I agree with all the others that there would have to be a really good reason (for you, not the salesperson) to get into a Variable Annuity because of all those fees. Rolling that money into low-cost, no-load mutual funds will likely be a better solution for the long run.
Generally a variable annuity is really beneficial....to the salesman! He will get a great commission. For you, on the other hand, the benefits are not so great. There is generally no advantage to you since your 403B can be rolled into your own IRA with the same tax deferral. Further, since you have a long time horizon, any guarantee they offer is practically useless; if you were to invest in a properly diversified portfolio, outside of the costs, fees and limitations of an annuity, you are likely to amass far more over the years. I often refer to Variable annuities being like putting training wheels on a bicycle for people who can already ride a bike. It'll slow you down considerably and make it harder for you to get to your destination. By the way, You said you and your husband were in your mid 40's. Without knowing your complete situation and goals, I can't make a complete diagnosis, but my hat is off to you and your husband for how much you've saved so far. I would encourage you to take the advice of some other answers here, and seek out a qualified adviser such as a Certified Financial Planner (TM) for your journey. You would likely pay much less than any variable annuity and they would have a fiduciary responsibility to assist you to meet your goals.
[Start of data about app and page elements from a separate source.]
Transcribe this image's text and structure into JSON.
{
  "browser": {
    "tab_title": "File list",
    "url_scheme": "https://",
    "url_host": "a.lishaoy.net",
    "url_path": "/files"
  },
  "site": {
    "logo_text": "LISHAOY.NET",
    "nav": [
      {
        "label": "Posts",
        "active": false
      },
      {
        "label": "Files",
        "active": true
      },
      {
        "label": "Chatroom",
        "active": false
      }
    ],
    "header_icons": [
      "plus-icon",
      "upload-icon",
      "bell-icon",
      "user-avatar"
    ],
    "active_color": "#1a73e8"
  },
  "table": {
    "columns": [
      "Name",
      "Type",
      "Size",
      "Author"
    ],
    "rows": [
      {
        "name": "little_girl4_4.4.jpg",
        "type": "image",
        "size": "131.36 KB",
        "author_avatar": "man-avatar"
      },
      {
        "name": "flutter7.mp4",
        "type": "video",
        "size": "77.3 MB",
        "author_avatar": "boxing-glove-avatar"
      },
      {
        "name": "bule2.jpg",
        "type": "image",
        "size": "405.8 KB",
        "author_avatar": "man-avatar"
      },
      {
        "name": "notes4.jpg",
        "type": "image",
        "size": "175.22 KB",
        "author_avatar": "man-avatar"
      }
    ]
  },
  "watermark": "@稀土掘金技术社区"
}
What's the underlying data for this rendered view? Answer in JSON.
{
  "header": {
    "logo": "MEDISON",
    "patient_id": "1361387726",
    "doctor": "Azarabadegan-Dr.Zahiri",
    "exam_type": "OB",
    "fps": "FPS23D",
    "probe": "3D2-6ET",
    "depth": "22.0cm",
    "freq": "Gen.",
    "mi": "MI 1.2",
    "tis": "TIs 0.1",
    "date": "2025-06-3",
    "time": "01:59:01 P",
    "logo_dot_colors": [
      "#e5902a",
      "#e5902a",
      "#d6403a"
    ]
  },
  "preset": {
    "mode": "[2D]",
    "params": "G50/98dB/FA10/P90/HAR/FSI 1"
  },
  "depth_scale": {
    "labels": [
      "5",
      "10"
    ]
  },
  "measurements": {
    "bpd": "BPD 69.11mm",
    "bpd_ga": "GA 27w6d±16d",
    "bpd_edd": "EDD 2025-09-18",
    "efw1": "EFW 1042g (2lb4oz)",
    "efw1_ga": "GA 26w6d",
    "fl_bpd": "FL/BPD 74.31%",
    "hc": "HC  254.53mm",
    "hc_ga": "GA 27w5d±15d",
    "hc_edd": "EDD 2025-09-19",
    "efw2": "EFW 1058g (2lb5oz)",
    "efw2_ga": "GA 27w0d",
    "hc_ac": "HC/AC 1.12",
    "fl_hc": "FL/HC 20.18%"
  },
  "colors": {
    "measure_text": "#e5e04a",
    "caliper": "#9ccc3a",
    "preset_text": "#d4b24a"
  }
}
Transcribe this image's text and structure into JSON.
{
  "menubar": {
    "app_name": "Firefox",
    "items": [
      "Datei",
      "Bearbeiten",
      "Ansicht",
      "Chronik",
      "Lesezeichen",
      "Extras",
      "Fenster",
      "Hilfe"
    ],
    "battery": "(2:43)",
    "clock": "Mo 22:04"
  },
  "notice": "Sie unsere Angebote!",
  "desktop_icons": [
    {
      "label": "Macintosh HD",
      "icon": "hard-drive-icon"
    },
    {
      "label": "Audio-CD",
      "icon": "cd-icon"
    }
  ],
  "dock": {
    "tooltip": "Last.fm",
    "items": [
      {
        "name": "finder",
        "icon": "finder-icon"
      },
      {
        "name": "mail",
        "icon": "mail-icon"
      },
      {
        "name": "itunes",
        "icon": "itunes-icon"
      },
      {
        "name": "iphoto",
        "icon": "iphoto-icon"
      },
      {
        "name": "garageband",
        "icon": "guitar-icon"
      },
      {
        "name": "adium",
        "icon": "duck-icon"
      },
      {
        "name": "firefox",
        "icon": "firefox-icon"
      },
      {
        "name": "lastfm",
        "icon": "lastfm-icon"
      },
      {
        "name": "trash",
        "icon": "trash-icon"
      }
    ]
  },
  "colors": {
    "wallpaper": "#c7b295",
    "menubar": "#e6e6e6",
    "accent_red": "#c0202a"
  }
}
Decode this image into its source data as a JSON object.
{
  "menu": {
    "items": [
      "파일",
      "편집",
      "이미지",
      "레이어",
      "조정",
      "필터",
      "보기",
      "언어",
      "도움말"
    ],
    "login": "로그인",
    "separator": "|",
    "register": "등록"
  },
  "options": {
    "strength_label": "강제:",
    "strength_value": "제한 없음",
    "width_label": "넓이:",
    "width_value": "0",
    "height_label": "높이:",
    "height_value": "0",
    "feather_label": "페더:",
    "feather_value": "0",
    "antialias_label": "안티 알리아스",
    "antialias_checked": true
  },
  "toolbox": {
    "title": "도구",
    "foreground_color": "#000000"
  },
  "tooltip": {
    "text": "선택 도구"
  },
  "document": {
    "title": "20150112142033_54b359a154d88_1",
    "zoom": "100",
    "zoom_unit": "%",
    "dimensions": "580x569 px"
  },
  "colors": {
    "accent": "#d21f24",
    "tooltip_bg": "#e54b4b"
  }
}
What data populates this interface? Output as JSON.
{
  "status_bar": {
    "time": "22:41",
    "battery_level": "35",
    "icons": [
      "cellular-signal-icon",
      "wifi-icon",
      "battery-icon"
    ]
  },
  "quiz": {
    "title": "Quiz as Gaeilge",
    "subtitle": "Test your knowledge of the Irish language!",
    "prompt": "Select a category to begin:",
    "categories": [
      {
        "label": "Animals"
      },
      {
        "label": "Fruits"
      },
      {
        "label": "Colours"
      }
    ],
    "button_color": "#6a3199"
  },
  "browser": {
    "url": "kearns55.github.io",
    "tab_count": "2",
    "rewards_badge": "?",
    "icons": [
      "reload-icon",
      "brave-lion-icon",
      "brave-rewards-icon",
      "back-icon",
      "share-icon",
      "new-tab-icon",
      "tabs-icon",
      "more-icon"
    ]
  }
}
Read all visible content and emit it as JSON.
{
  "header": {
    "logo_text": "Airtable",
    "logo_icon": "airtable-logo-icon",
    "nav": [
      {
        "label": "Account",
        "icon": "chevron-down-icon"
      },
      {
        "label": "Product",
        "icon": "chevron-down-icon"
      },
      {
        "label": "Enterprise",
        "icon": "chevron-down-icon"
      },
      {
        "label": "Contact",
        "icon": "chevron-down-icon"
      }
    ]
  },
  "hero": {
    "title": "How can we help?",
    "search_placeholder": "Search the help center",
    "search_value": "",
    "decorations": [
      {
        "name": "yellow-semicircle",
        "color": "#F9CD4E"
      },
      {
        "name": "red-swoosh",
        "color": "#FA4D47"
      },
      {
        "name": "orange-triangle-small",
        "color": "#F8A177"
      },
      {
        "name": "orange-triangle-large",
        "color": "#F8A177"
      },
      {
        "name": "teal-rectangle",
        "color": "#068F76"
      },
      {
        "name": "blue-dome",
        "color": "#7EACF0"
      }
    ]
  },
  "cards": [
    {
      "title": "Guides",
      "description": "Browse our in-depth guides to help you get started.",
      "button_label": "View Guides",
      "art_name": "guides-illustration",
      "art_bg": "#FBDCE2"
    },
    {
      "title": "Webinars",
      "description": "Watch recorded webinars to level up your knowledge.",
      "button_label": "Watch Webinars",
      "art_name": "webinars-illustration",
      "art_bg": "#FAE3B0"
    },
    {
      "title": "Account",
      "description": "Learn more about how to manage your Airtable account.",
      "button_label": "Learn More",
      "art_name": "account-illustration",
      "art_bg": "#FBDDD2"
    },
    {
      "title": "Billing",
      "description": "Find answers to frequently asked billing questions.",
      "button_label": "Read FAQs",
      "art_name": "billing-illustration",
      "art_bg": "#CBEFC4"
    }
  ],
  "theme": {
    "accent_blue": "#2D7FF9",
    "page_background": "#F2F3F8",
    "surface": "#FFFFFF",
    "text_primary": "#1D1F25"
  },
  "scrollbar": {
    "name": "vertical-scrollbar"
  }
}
Hi, First, It does'nt sound like you are convinced that the annuity is the way to go. So that said, do'nt make any rash decisions until you have done all your homework. I would take a step back and assess your current situation in life and do some financial planning for your future. An annuity may or may not play a role. Meet with a financial advisor and get a financial plan done. The results of that plan will provide a clear direction for you to take. Best of luck, Dan Chen
The onl thing that I can add, is that I spend 5 years at Fidelity working in their 403b group and Un like 401k plans, 403b plans on fidelity platform has access to all fidelity funds. That includes index funds, all of them, and Fidelity has one of the cheapest index funds in the industry. I wold consolidate them in to you existing plan, then hire a fee based lander to help you with planning and monitoring of your accounts. I Please let me know if you have any questions Sincerely Michael
J, there are basically 2 types of annuities; variable annuities that charge a fee, typically a high fee, or fixed, or index annuities that have caps on gains. Both are generally not very liquid. The question you need to ask without any pitch from a salesman of any sort is why would you want an annuity at age 40+. Some of the fixed type annuities have an exit strategy that will make you want to cry, but you may not know about it for 10 years or more.
I see 2 scenarios, in general, where an annuity is beneficial. One is if you need creditor protection, and the other is if you need a guaranteed source of income.
Because your assets are already in a 403(b), you already have creditor protection.
An annuity can provide a guaranteed income stream. Because we are in a historically low interest rate environment, I don’t think you’ll get a guaranteed income of more than 4%. 4% of $30,000 today is $100/month. So even with growth and guaranteed step-ups, will you see $300/month, $400/month? In 20 or 25 years, will this impact your lifestyle in any way?
My personal opinion is that for someone to tie up any amount of money for 20+ years for the promise of a historically low interest rate is just plain bat crazy. Your thought about rolling your old 403(b) into your current one is a much better way to go; easier monitoring. Fidelity has decent investment choices, low fees, but possibly, not always best investment advice. Otherwise, I would suggest you seek financial advice from a qualified financial professional in your area, preferably a CFP®. Seek referrals from trusted friends, relatives, neighbors, colleagues. I would advise you to avoid anyone who has the term ‘salesman’ in their job description. Save that for buying a car or appliances.